I Should Have Stayed Home – Horace McCoy (Signet, 1939)
McCoy’s second novel is also pretty short, maybe 30K words, bleak, first-person, and covers similar ground as They Shoot Horses: the struggles of hopeful wannabe actors scrambling each day for extra work in the 1930s Hollywood industry.
The narrator is Ralph, a young and naive kid from Georgia, a strapping farm boy who is handsome but cannot get a break, mainly because of his thick accent. He lives on a couch in Mona’s Hollywood bungalow, a would-be actress who has a history of finding young men who need her mothering. They do not have a sexual relationship but the way they act with one another is almost like a marriage. Her previous stray boy is now the sex toy for an older woman, a rich Beverly Hills widow who has a lot of influence in the film industry and gets written up in the gossip columns and fan magazines. This woman sets her sites on Ralph as her next boy toy, something Mona is not too keen on…unless it might help her career.
The novel opens with a neighbor of theirs being sentenced to three years in the women’s prison for grand theft — out of desperation, this staring wannabe actress turned to crime. She later escapes and gets Ralph into legal trouble too.
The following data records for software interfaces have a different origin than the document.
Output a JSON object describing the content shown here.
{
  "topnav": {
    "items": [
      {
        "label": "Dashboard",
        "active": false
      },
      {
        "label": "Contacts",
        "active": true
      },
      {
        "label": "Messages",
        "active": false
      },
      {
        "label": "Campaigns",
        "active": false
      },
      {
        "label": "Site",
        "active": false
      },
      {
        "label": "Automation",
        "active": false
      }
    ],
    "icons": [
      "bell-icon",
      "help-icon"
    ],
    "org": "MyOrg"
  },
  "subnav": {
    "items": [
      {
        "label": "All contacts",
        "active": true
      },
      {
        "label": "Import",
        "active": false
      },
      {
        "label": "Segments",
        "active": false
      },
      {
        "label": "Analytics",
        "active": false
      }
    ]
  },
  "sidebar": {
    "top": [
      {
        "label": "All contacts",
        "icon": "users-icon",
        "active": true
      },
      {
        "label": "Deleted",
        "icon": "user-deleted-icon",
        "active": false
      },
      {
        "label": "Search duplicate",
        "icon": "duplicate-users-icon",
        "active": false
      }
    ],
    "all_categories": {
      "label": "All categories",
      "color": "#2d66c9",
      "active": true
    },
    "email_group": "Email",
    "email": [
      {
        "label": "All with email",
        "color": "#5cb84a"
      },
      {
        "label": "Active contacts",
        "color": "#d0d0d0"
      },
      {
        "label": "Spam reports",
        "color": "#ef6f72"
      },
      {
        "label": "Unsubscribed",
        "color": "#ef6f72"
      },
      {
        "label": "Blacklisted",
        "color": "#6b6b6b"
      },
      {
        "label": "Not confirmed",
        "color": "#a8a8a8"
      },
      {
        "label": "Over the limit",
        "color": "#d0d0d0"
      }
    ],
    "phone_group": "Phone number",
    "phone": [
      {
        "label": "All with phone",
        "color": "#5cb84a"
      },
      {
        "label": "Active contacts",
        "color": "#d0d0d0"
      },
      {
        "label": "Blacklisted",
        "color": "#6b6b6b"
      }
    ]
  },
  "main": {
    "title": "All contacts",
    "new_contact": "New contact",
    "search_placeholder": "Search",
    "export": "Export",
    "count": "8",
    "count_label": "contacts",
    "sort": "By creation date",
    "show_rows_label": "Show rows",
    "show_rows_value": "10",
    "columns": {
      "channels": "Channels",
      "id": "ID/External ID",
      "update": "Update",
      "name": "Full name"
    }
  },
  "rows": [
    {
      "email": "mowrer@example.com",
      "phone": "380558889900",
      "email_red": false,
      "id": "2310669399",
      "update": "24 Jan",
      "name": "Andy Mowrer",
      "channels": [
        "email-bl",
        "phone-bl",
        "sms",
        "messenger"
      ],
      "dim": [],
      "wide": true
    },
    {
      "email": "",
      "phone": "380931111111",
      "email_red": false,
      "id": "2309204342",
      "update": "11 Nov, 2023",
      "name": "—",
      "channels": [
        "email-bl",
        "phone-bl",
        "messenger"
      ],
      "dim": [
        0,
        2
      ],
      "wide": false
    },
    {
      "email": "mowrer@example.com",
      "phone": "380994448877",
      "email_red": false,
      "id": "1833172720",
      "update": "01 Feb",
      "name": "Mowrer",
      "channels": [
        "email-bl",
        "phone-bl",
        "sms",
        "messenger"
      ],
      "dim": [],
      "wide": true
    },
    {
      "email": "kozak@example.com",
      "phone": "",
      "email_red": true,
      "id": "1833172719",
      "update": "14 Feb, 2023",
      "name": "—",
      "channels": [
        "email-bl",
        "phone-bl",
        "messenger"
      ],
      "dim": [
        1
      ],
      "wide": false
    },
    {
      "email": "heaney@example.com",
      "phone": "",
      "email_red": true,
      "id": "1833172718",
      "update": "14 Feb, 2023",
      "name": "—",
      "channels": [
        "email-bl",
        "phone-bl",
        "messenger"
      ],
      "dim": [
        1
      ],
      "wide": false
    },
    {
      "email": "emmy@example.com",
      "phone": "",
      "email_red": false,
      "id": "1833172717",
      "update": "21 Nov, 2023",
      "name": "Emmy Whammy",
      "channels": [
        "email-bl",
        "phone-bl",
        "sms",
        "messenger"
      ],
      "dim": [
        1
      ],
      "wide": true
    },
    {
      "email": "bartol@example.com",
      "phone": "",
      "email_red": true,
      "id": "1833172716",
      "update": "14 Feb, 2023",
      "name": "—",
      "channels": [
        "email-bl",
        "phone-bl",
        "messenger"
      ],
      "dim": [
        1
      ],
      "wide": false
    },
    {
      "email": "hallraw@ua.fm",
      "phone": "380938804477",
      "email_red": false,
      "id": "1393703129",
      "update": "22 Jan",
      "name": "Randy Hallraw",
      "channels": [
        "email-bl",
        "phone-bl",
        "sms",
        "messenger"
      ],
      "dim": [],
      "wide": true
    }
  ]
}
Ralph moves about the shallow and materialistic power players and movie stars of Hollywood, both wishing for what they have and loathing the kind of people fame, money and attention has turned them into.
Other bloggers have recently written about this lost classic, noting its noir attributes and probable influence on Billy Wilder’s Sunset Boulevard. It takes on some interesting 1930s social and political issues, such as the beginnings of Nazi Germany, union strikes among actors, and budding Communist ideals in Tinsel Town that would later destroy many, even Mona in this story. There is a telling scene where Ralph gets riled up when he sees a white woman kissing a black man at a party; Mona has to hopld him back from beating the black fellow up — Ralph is a Georgia boy and seeing interracial affection is an abberation in his eyes, even though he is surrounded by naked women in pools, drunken lechers and wild lesbians, a black man kissing a white woman to him is a crime.
Mona is similar to Glora from They Shoot Horses: she is angry that others have gotten breaks in the biz she feels she is better at; she hates the shallowness and broken dreams of Hollwyood; she is jaded, witty, and self-destructive.
What is sad is that we know Ralph, or even Mona, will never become the famous actors they hope for; they will be crushed by Tinsel Town, used by rich people until they are too old to be desirable for the sharks, men and women alike; and will wind up going back home with their tails curled under their rears. And it ends on that very bleak note: they are all doomed failures.